• _Records to use_
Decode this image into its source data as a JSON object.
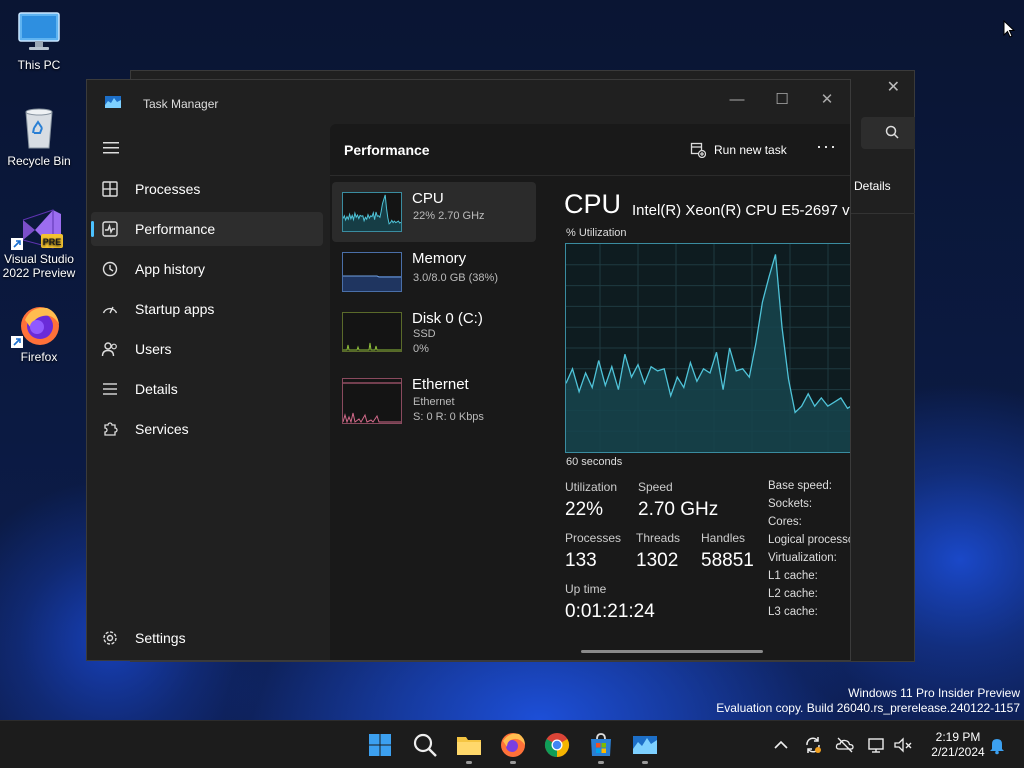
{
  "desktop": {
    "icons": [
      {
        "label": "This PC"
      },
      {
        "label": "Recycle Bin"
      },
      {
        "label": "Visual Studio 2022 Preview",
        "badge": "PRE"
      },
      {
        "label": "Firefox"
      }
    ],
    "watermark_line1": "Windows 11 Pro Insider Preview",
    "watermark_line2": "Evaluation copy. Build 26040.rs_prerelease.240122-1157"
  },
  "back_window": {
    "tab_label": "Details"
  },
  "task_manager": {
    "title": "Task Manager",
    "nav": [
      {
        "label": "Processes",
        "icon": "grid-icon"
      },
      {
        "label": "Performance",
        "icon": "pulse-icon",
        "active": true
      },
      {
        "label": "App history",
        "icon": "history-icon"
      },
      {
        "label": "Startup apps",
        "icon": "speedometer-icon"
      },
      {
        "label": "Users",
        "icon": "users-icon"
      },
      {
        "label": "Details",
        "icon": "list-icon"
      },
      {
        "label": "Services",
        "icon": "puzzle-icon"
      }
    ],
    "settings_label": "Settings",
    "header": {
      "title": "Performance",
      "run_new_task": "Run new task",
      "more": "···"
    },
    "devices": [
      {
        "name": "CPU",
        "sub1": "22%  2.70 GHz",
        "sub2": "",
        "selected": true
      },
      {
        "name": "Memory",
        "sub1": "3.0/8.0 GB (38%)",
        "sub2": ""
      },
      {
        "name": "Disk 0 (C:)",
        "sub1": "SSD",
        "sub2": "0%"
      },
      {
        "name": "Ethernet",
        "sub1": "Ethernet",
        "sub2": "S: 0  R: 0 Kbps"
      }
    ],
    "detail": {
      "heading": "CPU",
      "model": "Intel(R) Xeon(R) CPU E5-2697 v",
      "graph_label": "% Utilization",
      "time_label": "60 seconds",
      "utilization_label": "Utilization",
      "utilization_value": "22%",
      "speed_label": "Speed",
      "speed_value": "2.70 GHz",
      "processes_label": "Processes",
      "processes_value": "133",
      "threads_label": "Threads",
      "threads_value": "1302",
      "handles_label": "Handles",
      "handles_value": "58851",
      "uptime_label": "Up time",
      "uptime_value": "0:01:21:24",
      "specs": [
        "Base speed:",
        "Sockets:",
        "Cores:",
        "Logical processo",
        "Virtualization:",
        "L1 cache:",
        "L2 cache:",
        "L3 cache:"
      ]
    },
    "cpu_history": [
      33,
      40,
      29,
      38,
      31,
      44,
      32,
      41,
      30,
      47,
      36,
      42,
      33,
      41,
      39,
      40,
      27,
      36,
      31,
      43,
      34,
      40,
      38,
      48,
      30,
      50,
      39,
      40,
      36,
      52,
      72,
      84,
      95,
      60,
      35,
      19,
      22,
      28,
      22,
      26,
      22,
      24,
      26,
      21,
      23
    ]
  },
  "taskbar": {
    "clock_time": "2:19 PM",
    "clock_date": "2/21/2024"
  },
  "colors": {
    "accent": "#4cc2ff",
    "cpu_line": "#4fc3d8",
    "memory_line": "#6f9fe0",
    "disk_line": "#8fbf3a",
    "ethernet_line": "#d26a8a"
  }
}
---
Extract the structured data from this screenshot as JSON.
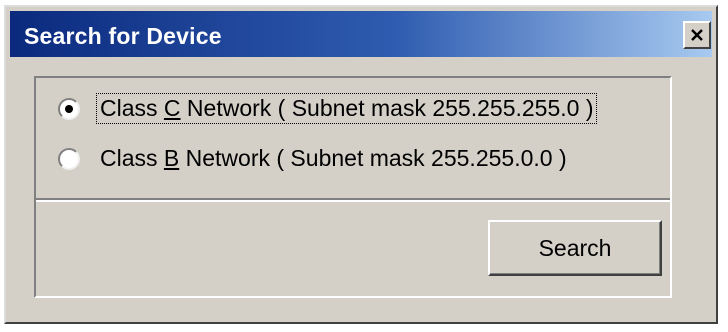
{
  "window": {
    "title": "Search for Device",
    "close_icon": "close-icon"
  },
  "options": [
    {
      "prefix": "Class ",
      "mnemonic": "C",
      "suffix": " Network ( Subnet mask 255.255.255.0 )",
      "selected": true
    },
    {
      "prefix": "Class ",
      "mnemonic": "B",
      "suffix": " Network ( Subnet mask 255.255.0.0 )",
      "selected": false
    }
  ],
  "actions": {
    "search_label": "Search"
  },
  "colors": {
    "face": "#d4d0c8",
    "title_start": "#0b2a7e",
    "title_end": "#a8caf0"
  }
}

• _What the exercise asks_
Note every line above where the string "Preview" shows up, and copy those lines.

• _Finished exercise_
        "label": "Visual Studio 2022 Preview",
    "watermark_line1": "Windows 11 Pro Insider Preview",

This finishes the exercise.